Task brief:
Should any entry include an image, skip the image and copy the entry exactly.

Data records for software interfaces

+ + + +

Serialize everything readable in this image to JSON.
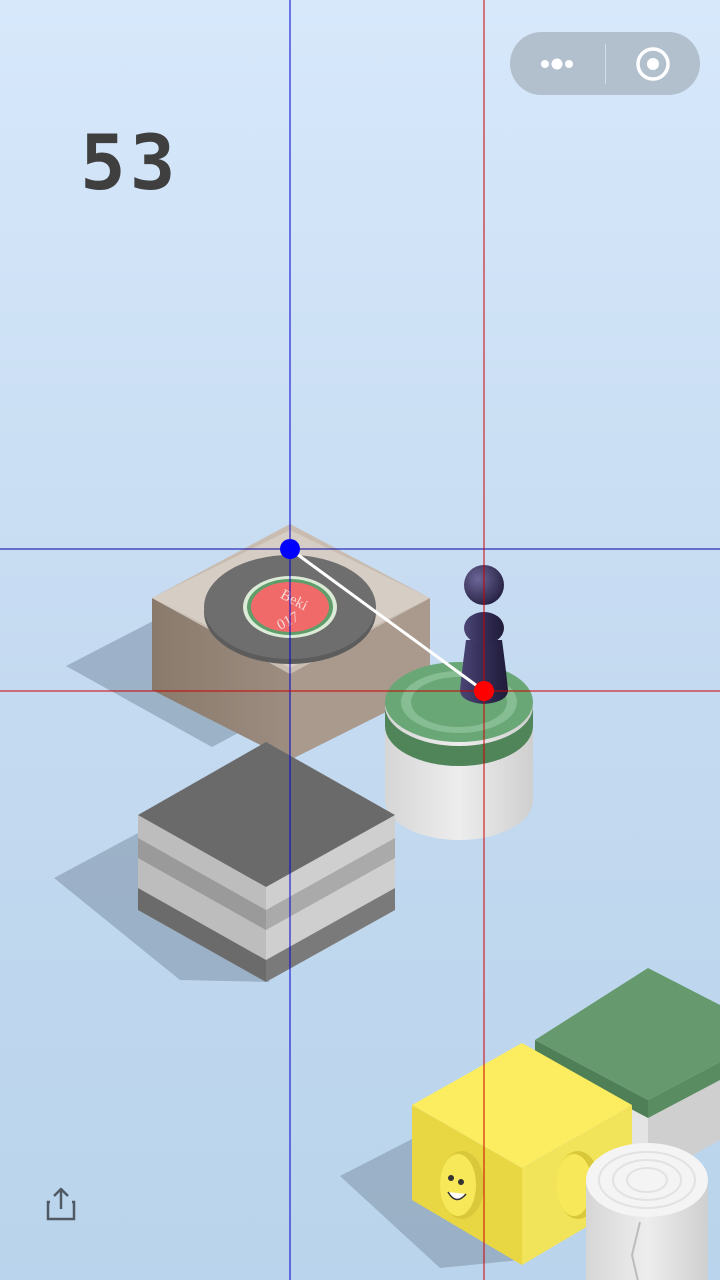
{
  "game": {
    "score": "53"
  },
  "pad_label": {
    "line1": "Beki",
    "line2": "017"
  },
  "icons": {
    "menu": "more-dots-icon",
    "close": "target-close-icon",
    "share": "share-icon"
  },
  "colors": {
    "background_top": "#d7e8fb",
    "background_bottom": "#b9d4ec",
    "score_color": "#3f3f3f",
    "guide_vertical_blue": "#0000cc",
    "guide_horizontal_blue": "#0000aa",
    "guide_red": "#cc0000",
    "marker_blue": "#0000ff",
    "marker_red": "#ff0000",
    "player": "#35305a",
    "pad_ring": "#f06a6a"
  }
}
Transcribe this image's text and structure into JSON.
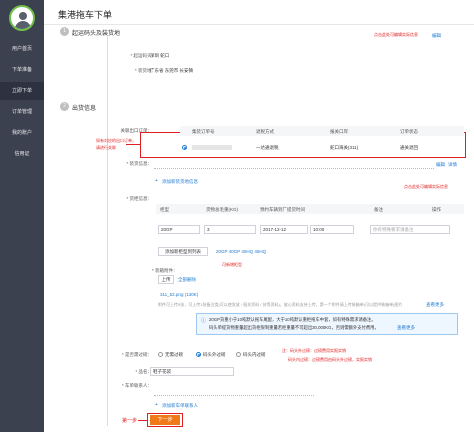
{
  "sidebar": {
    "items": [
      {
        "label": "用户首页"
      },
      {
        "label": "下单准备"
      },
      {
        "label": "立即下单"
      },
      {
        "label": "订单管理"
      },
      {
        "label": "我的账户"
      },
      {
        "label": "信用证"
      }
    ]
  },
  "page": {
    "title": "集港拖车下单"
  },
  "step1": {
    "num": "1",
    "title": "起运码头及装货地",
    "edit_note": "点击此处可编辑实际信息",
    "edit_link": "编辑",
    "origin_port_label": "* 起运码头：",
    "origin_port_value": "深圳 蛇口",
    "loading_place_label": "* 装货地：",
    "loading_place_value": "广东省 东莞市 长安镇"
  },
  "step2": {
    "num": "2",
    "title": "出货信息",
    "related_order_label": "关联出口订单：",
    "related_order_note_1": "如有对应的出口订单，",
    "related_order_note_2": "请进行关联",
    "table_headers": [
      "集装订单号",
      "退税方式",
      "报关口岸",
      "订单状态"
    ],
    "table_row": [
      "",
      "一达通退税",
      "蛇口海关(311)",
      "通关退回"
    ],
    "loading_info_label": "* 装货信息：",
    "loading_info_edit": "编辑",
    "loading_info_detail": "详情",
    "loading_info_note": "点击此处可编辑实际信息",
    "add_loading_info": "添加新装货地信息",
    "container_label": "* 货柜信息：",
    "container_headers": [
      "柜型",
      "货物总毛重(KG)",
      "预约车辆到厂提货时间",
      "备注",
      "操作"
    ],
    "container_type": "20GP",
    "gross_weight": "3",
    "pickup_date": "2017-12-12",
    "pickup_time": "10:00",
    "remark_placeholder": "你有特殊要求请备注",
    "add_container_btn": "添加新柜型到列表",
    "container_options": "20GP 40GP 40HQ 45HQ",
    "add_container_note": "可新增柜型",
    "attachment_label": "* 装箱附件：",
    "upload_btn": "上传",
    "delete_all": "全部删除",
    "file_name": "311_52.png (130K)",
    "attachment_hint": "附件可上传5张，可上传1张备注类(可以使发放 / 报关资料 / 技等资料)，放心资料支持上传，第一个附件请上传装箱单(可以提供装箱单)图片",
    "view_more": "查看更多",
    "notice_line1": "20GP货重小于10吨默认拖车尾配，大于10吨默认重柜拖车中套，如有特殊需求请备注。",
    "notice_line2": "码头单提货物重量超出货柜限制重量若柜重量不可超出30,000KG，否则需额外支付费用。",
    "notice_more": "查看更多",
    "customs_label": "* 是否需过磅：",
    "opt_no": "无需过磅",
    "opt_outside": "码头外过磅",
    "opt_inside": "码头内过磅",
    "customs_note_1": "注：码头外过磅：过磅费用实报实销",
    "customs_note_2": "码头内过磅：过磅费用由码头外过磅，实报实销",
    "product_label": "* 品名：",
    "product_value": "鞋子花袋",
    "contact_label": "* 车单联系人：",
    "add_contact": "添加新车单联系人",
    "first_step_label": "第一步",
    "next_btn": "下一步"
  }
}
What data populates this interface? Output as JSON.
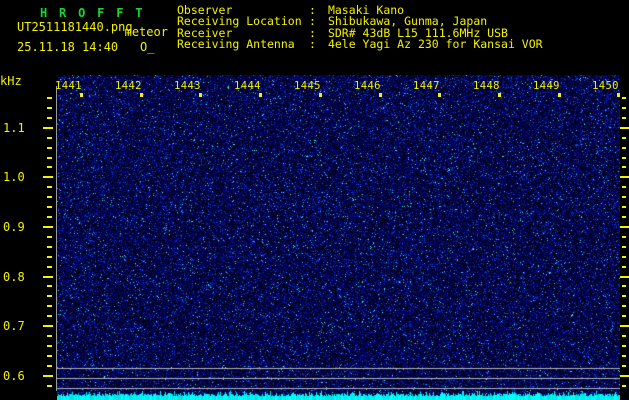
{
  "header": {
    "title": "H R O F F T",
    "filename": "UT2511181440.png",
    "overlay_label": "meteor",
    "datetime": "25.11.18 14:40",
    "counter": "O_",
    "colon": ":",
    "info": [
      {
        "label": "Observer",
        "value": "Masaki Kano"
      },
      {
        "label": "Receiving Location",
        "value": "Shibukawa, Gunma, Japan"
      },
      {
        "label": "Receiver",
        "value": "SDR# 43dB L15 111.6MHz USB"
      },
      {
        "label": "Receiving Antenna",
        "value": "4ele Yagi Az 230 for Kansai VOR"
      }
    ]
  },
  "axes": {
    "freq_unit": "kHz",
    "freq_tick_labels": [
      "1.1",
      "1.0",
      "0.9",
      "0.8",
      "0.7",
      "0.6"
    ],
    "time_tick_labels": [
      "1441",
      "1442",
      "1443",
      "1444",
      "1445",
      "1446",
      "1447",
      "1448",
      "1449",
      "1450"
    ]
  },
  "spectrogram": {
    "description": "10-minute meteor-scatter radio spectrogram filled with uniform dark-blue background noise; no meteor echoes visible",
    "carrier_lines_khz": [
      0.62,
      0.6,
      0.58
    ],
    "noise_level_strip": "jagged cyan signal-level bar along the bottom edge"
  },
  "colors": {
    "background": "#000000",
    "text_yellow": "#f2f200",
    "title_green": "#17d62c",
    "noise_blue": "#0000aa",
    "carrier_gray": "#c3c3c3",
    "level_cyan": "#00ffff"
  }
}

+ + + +

Written response:
Serialize everything readable in this image to JSON.
{
  "game": {
    "score": "53"
  },
  "pad_label": {
    "line1": "Beki",
    "line2": "017"
  },
  "icons": {
    "menu": "more-dots-icon",
    "close": "target-close-icon",
    "share": "share-icon"
  },
  "colors": {
    "background_top": "#d7e8fb",
    "background_bottom": "#b9d4ec",
    "score_color": "#3f3f3f",
    "guide_vertical_blue": "#0000cc",
    "guide_horizontal_blue": "#0000aa",
    "guide_red": "#cc0000",
    "marker_blue": "#0000ff",
    "marker_red": "#ff0000",
    "player": "#35305a",
    "pad_ring": "#f06a6a"
  }
}
Transcribe this image's text and structure into JSON.
{
  "sidebar": {
    "items": [
      {
        "label": "用户首页"
      },
      {
        "label": "下单准备"
      },
      {
        "label": "立即下单"
      },
      {
        "label": "订单管理"
      },
      {
        "label": "我的账户"
      },
      {
        "label": "信用证"
      }
    ]
  },
  "page": {
    "title": "集港拖车下单"
  },
  "step1": {
    "num": "1",
    "title": "起运码头及装货地",
    "edit_note": "点击此处可编辑实际信息",
    "edit_link": "编辑",
    "origin_port_label": "* 起运码头：",
    "origin_port_value": "深圳 蛇口",
    "loading_place_label": "* 装货地：",
    "loading_place_value": "广东省 东莞市 长安镇"
  },
  "step2": {
    "num": "2",
    "title": "出货信息",
    "related_order_label": "关联出口订单：",
    "related_order_note_1": "如有对应的出口订单，",
    "related_order_note_2": "请进行关联",
    "table_headers": [
      "集装订单号",
      "退税方式",
      "报关口岸",
      "订单状态"
    ],
    "table_row": [
      "",
      "一达通退税",
      "蛇口海关(311)",
      "通关退回"
    ],
    "loading_info_label": "* 装货信息：",
    "loading_info_edit": "编辑",
    "loading_info_detail": "详情",
    "loading_info_note": "点击此处可编辑实际信息",
    "add_loading_info": "添加新装货地信息",
    "container_label": "* 货柜信息：",
    "container_headers": [
      "柜型",
      "货物总毛重(KG)",
      "预约车辆到厂提货时间",
      "备注",
      "操作"
    ],
    "container_type": "20GP",
    "gross_weight": "3",
    "pickup_date": "2017-12-12",
    "pickup_time": "10:00",
    "remark_placeholder": "你有特殊要求请备注",
    "add_container_btn": "添加新柜型到列表",
    "container_options": "20GP 40GP 40HQ 45HQ",
    "add_container_note": "可新增柜型",
    "attachment_label": "* 装箱附件：",
    "upload_btn": "上传",
    "delete_all": "全部删除",
    "file_name": "311_52.png (130K)",
    "attachment_hint": "附件可上传5张，可上传1张备注类(可以使发放 / 报关资料 / 技等资料)，放心资料支持上传，第一个附件请上传装箱单(可以提供装箱单)图片",
    "view_more": "查看更多",
    "notice_line1": "20GP货重小于10吨默认拖车尾配，大于10吨默认重柜拖车中套，如有特殊需求请备注。",
    "notice_line2": "码头单提货物重量超出货柜限制重量若柜重量不可超出30,000KG，否则需额外支付费用。",
    "notice_more": "查看更多",
    "customs_label": "* 是否需过磅：",
    "opt_no": "无需过磅",
    "opt_outside": "码头外过磅",
    "opt_inside": "码头内过磅",
    "customs_note_1": "注：码头外过磅：过磅费用实报实销",
    "customs_note_2": "码头内过磅：过磅费用由码头外过磅，实报实销",
    "product_label": "* 品名：",
    "product_value": "鞋子花袋",
    "contact_label": "* 车单联系人：",
    "add_contact": "添加新车单联系人",
    "first_step_label": "第一步",
    "next_btn": "下一步"
  }
}
What data populates this interface? Output as JSON.
{
  "header": {
    "title": "H R O F F T",
    "filename": "UT2511181440.png",
    "overlay_label": "meteor",
    "datetime": "25.11.18 14:40",
    "counter": "O_",
    "colon": ":",
    "info": [
      {
        "label": "Observer",
        "value": "Masaki Kano"
      },
      {
        "label": "Receiving Location",
        "value": "Shibukawa, Gunma, Japan"
      },
      {
        "label": "Receiver",
        "value": "SDR# 43dB L15 111.6MHz USB"
      },
      {
        "label": "Receiving Antenna",
        "value": "4ele Yagi Az 230 for Kansai VOR"
      }
    ]
  },
  "axes": {
    "freq_unit": "kHz",
    "freq_tick_labels": [
      "1.1",
      "1.0",
      "0.9",
      "0.8",
      "0.7",
      "0.6"
    ],
    "time_tick_labels": [
      "1441",
      "1442",
      "1443",
      "1444",
      "1445",
      "1446",
      "1447",
      "1448",
      "1449",
      "1450"
    ]
  },
  "spectrogram": {
    "description": "10-minute meteor-scatter radio spectrogram filled with uniform dark-blue background noise; no meteor echoes visible",
    "carrier_lines_khz": [
      0.62,
      0.6,
      0.58
    ],
    "noise_level_strip": "jagged cyan signal-level bar along the bottom edge"
  },
  "colors": {
    "background": "#000000",
    "text_yellow": "#f2f200",
    "title_green": "#17d62c",
    "noise_blue": "#0000aa",
    "carrier_gray": "#c3c3c3",
    "level_cyan": "#00ffff"
  }
}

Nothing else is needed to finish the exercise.